Instructions for the task
Which lines of the material hold the word "true"? Copy each one.

[Start of section]

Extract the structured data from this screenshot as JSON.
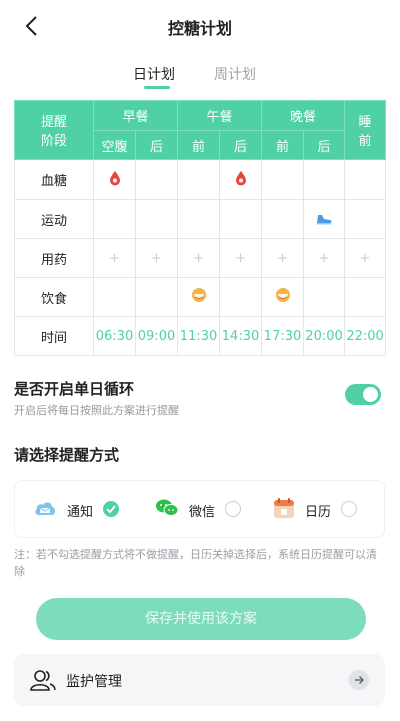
{
  "header": {
    "title": "控糖计划"
  },
  "tabs": [
    {
      "label": "日计划",
      "active": true
    },
    {
      "label": "周计划",
      "active": false
    }
  ],
  "plan_table": {
    "corner_label": [
      "提醒",
      "阶段"
    ],
    "meals": [
      {
        "label": "早餐",
        "sub": [
          "空腹",
          "后"
        ]
      },
      {
        "label": "午餐",
        "sub": [
          "前",
          "后"
        ]
      },
      {
        "label": "晚餐",
        "sub": [
          "前",
          "后"
        ]
      }
    ],
    "sleep": [
      "睡",
      "前"
    ],
    "rows": {
      "blood_sugar": "血糖",
      "exercise": "运动",
      "medicine": "用药",
      "diet": "饮食",
      "time": "时间"
    },
    "plus": "+",
    "times": [
      "06:30",
      "09:00",
      "11:30",
      "14:30",
      "17:30",
      "20:00",
      "22:00"
    ]
  },
  "daily_loop": {
    "title": "是否开启单日循环",
    "subtitle": "开启后将每日按照此方案进行提醒",
    "enabled": true
  },
  "reminder": {
    "title": "请选择提醒方式",
    "methods": [
      {
        "label": "通知",
        "selected": true
      },
      {
        "label": "微信",
        "selected": false
      },
      {
        "label": "日历",
        "selected": false
      }
    ]
  },
  "note": "注：若不勾选提醒方式将不做提醒，日历关掉选择后，系统日历提醒可以清除",
  "save_button": "保存并使用该方案",
  "monitor": {
    "label": "监护管理"
  },
  "colors": {
    "accent": "#4fd1a5",
    "drop": "#e8453c",
    "egg": "#f5b24a",
    "shoe": "#4a9ee8"
  }
}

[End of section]

Expected answer
      "active": true
    "enabled": true
        "selected": true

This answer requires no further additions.